What to do
Go through the data below. Pull out every line that has the word "Szakemberek".

Data
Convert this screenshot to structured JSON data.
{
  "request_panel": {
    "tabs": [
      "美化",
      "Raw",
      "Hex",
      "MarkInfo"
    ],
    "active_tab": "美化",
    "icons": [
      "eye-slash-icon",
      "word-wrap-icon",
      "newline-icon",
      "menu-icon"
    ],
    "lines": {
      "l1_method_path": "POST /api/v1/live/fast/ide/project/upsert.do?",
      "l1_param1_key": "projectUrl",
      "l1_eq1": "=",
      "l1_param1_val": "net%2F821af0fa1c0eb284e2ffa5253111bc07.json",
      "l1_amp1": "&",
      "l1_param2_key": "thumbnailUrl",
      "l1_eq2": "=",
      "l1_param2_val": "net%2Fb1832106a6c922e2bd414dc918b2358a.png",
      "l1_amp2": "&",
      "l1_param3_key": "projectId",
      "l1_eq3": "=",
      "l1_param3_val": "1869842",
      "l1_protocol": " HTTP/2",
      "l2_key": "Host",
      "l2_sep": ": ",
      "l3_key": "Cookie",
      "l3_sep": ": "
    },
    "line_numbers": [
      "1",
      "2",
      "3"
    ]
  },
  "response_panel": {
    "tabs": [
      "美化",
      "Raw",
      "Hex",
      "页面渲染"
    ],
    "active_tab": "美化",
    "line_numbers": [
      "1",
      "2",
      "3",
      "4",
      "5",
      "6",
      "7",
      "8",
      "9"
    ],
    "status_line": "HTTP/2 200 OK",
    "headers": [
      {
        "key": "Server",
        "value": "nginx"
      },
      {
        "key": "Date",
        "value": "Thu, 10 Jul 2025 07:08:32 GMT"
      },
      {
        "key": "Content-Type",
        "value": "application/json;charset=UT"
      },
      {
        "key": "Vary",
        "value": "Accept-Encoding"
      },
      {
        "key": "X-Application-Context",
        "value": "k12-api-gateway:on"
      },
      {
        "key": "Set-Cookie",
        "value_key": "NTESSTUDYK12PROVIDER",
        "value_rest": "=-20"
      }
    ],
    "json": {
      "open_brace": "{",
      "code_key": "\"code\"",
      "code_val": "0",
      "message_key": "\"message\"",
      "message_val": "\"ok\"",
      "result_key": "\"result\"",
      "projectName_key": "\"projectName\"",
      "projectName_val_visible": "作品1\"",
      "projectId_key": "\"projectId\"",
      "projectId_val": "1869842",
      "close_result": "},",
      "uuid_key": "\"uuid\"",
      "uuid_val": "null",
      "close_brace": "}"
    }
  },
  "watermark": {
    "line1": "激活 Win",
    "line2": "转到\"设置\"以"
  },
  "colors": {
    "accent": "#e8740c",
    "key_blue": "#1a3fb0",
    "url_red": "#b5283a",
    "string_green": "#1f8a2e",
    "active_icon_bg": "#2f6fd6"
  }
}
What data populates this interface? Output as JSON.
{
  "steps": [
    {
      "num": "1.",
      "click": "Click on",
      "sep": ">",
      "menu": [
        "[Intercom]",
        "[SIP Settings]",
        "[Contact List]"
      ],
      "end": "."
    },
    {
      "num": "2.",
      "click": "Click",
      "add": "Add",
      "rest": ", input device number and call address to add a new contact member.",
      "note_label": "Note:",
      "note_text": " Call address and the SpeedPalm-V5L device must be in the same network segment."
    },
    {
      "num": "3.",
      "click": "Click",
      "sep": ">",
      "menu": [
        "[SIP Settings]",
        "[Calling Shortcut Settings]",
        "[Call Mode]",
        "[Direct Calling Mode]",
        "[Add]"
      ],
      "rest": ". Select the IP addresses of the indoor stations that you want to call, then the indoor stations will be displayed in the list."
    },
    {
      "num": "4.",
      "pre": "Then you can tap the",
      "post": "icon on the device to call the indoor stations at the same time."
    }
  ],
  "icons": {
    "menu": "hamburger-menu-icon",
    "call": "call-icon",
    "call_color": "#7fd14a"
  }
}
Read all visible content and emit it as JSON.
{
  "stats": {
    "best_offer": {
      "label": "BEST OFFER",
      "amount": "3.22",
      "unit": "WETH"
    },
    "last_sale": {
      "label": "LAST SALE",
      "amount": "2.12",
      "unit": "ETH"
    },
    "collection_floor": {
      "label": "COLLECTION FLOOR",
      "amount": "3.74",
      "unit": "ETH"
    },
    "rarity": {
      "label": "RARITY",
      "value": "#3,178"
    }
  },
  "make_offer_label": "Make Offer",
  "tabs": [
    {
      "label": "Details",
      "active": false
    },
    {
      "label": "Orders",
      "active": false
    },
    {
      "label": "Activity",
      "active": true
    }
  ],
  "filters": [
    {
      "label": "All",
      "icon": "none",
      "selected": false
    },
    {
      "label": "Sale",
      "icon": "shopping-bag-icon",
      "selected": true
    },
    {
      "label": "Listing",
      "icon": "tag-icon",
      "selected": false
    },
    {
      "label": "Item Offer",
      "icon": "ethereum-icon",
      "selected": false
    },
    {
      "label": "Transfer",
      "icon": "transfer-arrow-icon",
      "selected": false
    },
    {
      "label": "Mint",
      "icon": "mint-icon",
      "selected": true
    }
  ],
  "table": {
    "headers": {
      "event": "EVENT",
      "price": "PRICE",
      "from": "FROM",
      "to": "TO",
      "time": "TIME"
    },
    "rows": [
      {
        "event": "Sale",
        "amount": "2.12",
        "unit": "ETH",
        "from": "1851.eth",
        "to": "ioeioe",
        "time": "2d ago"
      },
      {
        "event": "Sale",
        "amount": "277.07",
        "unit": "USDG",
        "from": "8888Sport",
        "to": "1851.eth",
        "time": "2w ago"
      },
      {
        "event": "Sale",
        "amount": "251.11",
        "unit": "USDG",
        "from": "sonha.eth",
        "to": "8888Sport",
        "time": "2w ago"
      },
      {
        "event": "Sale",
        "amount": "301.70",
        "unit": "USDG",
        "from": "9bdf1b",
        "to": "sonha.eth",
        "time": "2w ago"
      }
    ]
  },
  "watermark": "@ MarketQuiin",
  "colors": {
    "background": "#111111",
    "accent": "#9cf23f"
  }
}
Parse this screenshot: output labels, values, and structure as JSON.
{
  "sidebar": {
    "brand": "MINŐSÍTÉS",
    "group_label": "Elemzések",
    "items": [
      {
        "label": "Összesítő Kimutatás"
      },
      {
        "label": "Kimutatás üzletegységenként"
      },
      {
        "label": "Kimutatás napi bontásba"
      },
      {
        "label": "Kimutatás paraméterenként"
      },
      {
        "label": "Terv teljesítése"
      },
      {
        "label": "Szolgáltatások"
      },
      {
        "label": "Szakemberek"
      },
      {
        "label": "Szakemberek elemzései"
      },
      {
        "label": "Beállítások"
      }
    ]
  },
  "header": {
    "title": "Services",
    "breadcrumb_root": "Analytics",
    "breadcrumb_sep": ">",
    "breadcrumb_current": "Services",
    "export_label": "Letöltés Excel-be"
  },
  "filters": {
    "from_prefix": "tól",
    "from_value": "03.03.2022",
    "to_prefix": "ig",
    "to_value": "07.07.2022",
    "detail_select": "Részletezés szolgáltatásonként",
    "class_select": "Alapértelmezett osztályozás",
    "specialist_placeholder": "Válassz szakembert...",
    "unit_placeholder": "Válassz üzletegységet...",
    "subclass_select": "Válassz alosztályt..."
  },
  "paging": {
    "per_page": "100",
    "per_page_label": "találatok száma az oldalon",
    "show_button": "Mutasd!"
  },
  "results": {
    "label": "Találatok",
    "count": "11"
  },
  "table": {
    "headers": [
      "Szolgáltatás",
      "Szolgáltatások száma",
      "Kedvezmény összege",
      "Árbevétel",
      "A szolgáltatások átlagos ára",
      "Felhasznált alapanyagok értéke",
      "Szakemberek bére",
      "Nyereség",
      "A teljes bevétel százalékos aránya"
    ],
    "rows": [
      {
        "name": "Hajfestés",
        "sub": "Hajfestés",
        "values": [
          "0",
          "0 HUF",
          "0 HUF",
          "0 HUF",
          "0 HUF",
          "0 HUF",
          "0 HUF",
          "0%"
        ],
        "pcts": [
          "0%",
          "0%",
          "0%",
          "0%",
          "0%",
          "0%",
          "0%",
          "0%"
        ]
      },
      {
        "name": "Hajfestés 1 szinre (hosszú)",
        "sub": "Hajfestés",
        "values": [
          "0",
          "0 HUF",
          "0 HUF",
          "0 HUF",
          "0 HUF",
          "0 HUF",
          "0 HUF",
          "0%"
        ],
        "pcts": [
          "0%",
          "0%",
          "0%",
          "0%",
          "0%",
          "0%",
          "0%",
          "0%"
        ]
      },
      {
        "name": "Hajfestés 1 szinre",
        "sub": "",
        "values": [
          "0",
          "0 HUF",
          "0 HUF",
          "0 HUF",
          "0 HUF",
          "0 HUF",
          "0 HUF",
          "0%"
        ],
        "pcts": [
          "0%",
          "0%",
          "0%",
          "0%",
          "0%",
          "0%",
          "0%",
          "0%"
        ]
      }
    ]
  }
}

Exercise output
        "label": "Szakemberek"
        "label": "Szakemberek elemzései"
      "Szakemberek bére",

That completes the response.